Apart from the images, every record below must be given again without alteration.

Interface dataset entries:
_ _ _ _ _ _ _

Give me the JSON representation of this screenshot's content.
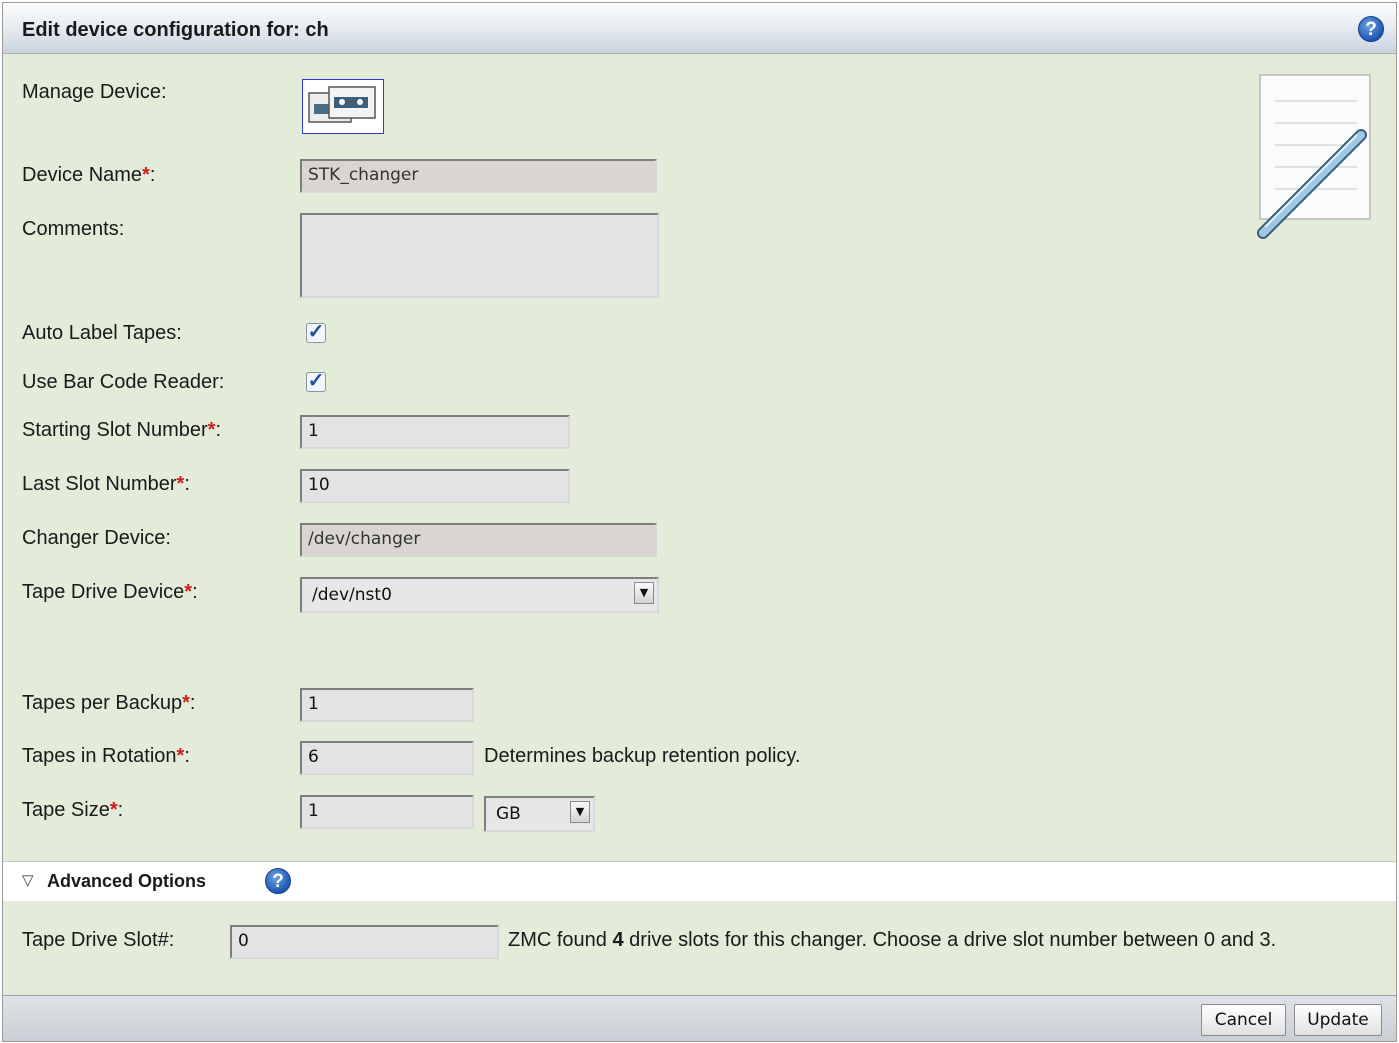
{
  "header": {
    "title": "Edit device configuration for: ch",
    "help_icon": "question-circle-icon"
  },
  "form": {
    "manage_device_label": "Manage Device:",
    "manage_device_icon": "tape-cartridges-icon",
    "device_name_label": "Device Name",
    "device_name_value": "STK_changer",
    "comments_label": "Comments:",
    "comments_value": "",
    "auto_label_label": "Auto Label Tapes:",
    "auto_label_checked": true,
    "barcode_label": "Use Bar Code Reader:",
    "barcode_checked": true,
    "start_slot_label": "Starting Slot Number",
    "start_slot_value": "1",
    "last_slot_label": "Last Slot Number",
    "last_slot_value": "10",
    "changer_device_label": "Changer Device:",
    "changer_device_value": "/dev/changer",
    "tape_drive_label": "Tape Drive Device",
    "tape_drive_value": "/dev/nst0",
    "tapes_per_backup_label": "Tapes per Backup",
    "tapes_per_backup_value": "1",
    "tapes_rotation_label": "Tapes in Rotation",
    "tapes_rotation_value": "6",
    "tapes_rotation_note": "Determines backup retention policy.",
    "tape_size_label": "Tape Size",
    "tape_size_value": "1",
    "tape_size_unit": "GB",
    "required_mark": "*",
    "colon": ":"
  },
  "advanced": {
    "title": "Advanced Options",
    "drive_slot_label": "Tape Drive Slot#:",
    "drive_slot_value": "0",
    "note_prefix": "ZMC found ",
    "note_count": "4",
    "note_suffix": " drive slots for this changer. Choose a drive slot number between 0 and 3."
  },
  "footer": {
    "cancel_label": "Cancel",
    "update_label": "Update"
  },
  "colors": {
    "panel_bg": "#e3ebd9",
    "required": "#d21a1a",
    "help_blue": "#1e56b3"
  }
}
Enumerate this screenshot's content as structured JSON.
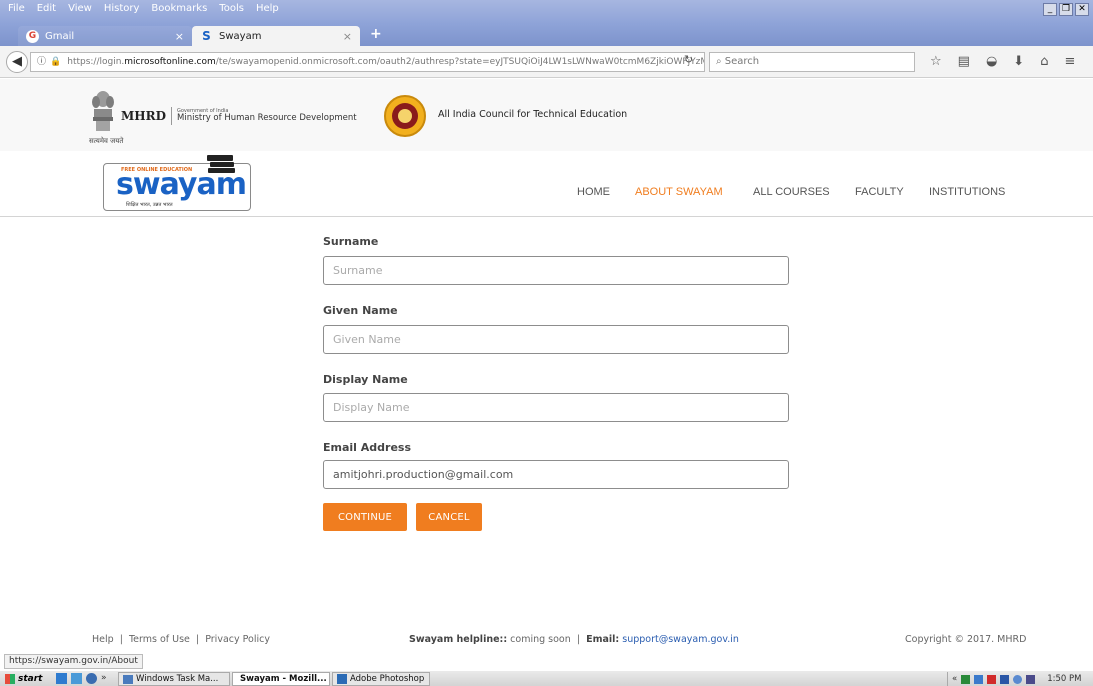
{
  "browser": {
    "menu": [
      "File",
      "Edit",
      "View",
      "History",
      "Bookmarks",
      "Tools",
      "Help"
    ],
    "window_controls": [
      "_",
      "❐",
      "✕"
    ],
    "tabs": [
      {
        "label": "Gmail",
        "close": "×"
      },
      {
        "label": "Swayam",
        "close": "×"
      }
    ],
    "new_tab": "+",
    "back": "◀",
    "url": {
      "prefix": "https://login.",
      "host": "microsoftonline.com",
      "rest": "/te/swayamopenid.onmicrosoft.com/oauth2/authresp?state=eyJTSUQiOiJ4LW1sLWNwaW0tcmM6ZjkiOWFjYzM"
    },
    "reload": "↻",
    "search_placeholder": "Search",
    "icons": [
      "star-icon",
      "reading-list-icon",
      "pocket-icon",
      "download-icon",
      "home-icon",
      "menu-icon"
    ]
  },
  "gov_header": {
    "emblem_caption": "सत्यमेव जयते",
    "mhrd": "MHRD",
    "gov_of_india": "Government of India",
    "ministry": "Ministry of Human Resource Development",
    "aicte": "All India Council for Technical Education"
  },
  "site": {
    "logo_free": "FREE ONLINE EDUCATION",
    "logo_word": "swayam",
    "logo_tag": "शिक्षित भारत, उन्नत भारत",
    "nav": [
      {
        "label": "HOME",
        "color": "#555555"
      },
      {
        "label": "ABOUT SWAYAM",
        "color": "#f07d1f"
      },
      {
        "label": "ALL COURSES",
        "color": "#555555"
      },
      {
        "label": "FACULTY",
        "color": "#555555"
      },
      {
        "label": "INSTITUTIONS",
        "color": "#555555"
      }
    ]
  },
  "form": {
    "surname": {
      "label": "Surname",
      "value": "",
      "placeholder": "Surname"
    },
    "given_name": {
      "label": "Given Name",
      "value": "",
      "placeholder": "Given Name"
    },
    "display_name": {
      "label": "Display Name",
      "value": "",
      "placeholder": "Display Name"
    },
    "email": {
      "label": "Email Address",
      "value": "amitjohri.production@gmail.com",
      "placeholder": ""
    },
    "continue": "CONTINUE",
    "cancel": "CANCEL"
  },
  "footer": {
    "links": [
      "Help",
      "Terms of Use",
      "Privacy Policy"
    ],
    "helpline_label": "Swayam helpline::",
    "helpline_value": "coming soon",
    "email_label": "Email:",
    "email_value": "support@swayam.gov.in",
    "copyright": "Copyright © 2017. MHRD"
  },
  "status_url": "https://swayam.gov.in/About",
  "taskbar": {
    "start": "start",
    "overflow": "»",
    "items": [
      {
        "label": "Windows Task Ma..."
      },
      {
        "label": "Swayam - Mozill..."
      },
      {
        "label": "Adobe Photoshop"
      }
    ],
    "tray_overflow": "«",
    "clock": "1:50 PM"
  },
  "colors": {
    "accent": "#f07d1f",
    "logo_blue": "#1a62c4",
    "link_blue": "#2a5db0"
  }
}
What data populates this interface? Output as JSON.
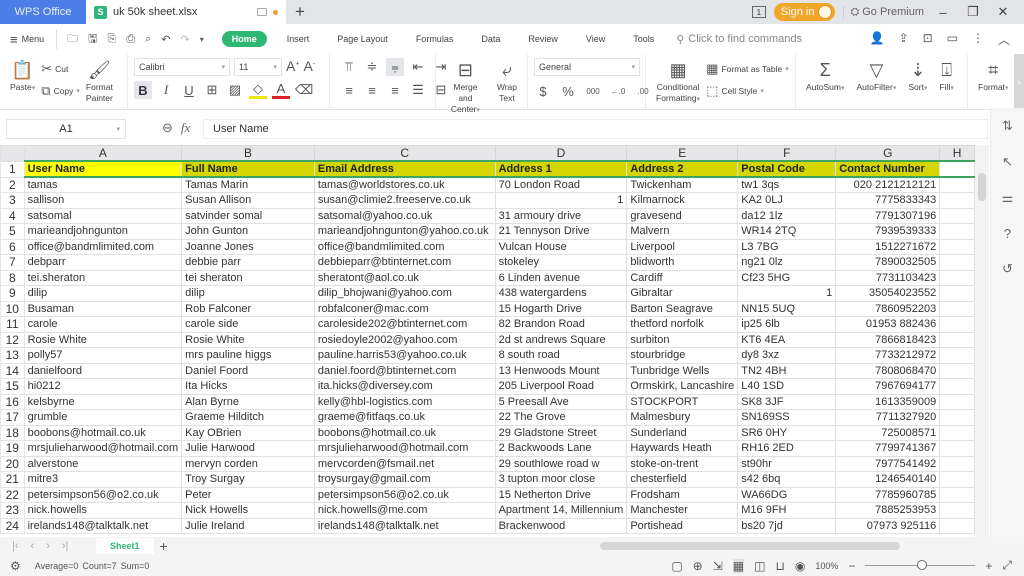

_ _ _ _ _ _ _

* [Solution]:
Give me the JSON representation of this screenshot's content.
{
  "header": {
    "title": "Edit device configuration for: ch",
    "help_icon": "question-circle-icon"
  },
  "form": {
    "manage_device_label": "Manage Device:",
    "manage_device_icon": "tape-cartridges-icon",
    "device_name_label": "Device Name",
    "device_name_value": "STK_changer",
    "comments_label": "Comments:",
    "comments_value": "",
    "auto_label_label": "Auto Label Tapes:",
    "auto_label_checked": true,
    "barcode_label": "Use Bar Code Reader:",
    "barcode_checked": true,
    "start_slot_label": "Starting Slot Number",
    "start_slot_value": "1",
    "last_slot_label": "Last Slot Number",
    "last_slot_value": "10",
    "changer_device_label": "Changer Device:",
    "changer_device_value": "/dev/changer",
    "tape_drive_label": "Tape Drive Device",
    "tape_drive_value": "/dev/nst0",
    "tapes_per_backup_label": "Tapes per Backup",
    "tapes_per_backup_value": "1",
    "tapes_rotation_label": "Tapes in Rotation",
    "tapes_rotation_value": "6",
    "tapes_rotation_note": "Determines backup retention policy.",
    "tape_size_label": "Tape Size",
    "tape_size_value": "1",
    "tape_size_unit": "GB",
    "required_mark": "*",
    "colon": ":"
  },
  "advanced": {
    "title": "Advanced Options",
    "drive_slot_label": "Tape Drive Slot#:",
    "drive_slot_value": "0",
    "note_prefix": "ZMC found ",
    "note_count": "4",
    "note_suffix": " drive slots for this changer. Choose a drive slot number between 0 and 3."
  },
  "footer": {
    "cancel_label": "Cancel",
    "update_label": "Update"
  },
  "colors": {
    "panel_bg": "#e3ebd9",
    "required": "#d21a1a",
    "help_blue": "#1e56b3"
  }
}
Enumerate this screenshot's content as structured JSON.
{
  "browser": {
    "menu": [
      "File",
      "Edit",
      "View",
      "History",
      "Bookmarks",
      "Tools",
      "Help"
    ],
    "window_controls": [
      "_",
      "❐",
      "✕"
    ],
    "tabs": [
      {
        "label": "Gmail",
        "close": "×"
      },
      {
        "label": "Swayam",
        "close": "×"
      }
    ],
    "new_tab": "+",
    "back": "◀",
    "url": {
      "prefix": "https://login.",
      "host": "microsoftonline.com",
      "rest": "/te/swayamopenid.onmicrosoft.com/oauth2/authresp?state=eyJTSUQiOiJ4LW1sLWNwaW0tcmM6ZjkiOWFjYzM"
    },
    "reload": "↻",
    "search_placeholder": "Search",
    "icons": [
      "star-icon",
      "reading-list-icon",
      "pocket-icon",
      "download-icon",
      "home-icon",
      "menu-icon"
    ]
  },
  "gov_header": {
    "emblem_caption": "सत्यमेव जयते",
    "mhrd": "MHRD",
    "gov_of_india": "Government of India",
    "ministry": "Ministry of Human Resource Development",
    "aicte": "All India Council for Technical Education"
  },
  "site": {
    "logo_free": "FREE ONLINE EDUCATION",
    "logo_word": "swayam",
    "logo_tag": "शिक्षित भारत, उन्नत भारत",
    "nav": [
      {
        "label": "HOME",
        "color": "#555555"
      },
      {
        "label": "ABOUT SWAYAM",
        "color": "#f07d1f"
      },
      {
        "label": "ALL COURSES",
        "color": "#555555"
      },
      {
        "label": "FACULTY",
        "color": "#555555"
      },
      {
        "label": "INSTITUTIONS",
        "color": "#555555"
      }
    ]
  },
  "form": {
    "surname": {
      "label": "Surname",
      "value": "",
      "placeholder": "Surname"
    },
    "given_name": {
      "label": "Given Name",
      "value": "",
      "placeholder": "Given Name"
    },
    "display_name": {
      "label": "Display Name",
      "value": "",
      "placeholder": "Display Name"
    },
    "email": {
      "label": "Email Address",
      "value": "amitjohri.production@gmail.com",
      "placeholder": ""
    },
    "continue": "CONTINUE",
    "cancel": "CANCEL"
  },
  "footer": {
    "links": [
      "Help",
      "Terms of Use",
      "Privacy Policy"
    ],
    "helpline_label": "Swayam helpline::",
    "helpline_value": "coming soon",
    "email_label": "Email:",
    "email_value": "support@swayam.gov.in",
    "copyright": "Copyright © 2017. MHRD"
  },
  "status_url": "https://swayam.gov.in/About",
  "taskbar": {
    "start": "start",
    "overflow": "»",
    "items": [
      {
        "label": "Windows Task Ma..."
      },
      {
        "label": "Swayam - Mozill..."
      },
      {
        "label": "Adobe Photoshop"
      }
    ],
    "tray_overflow": "«",
    "clock": "1:50 PM"
  },
  "colors": {
    "accent": "#f07d1f",
    "logo_blue": "#1a62c4",
    "link_blue": "#2a5db0"
  }
}
What data populates this interface? Output as JSON.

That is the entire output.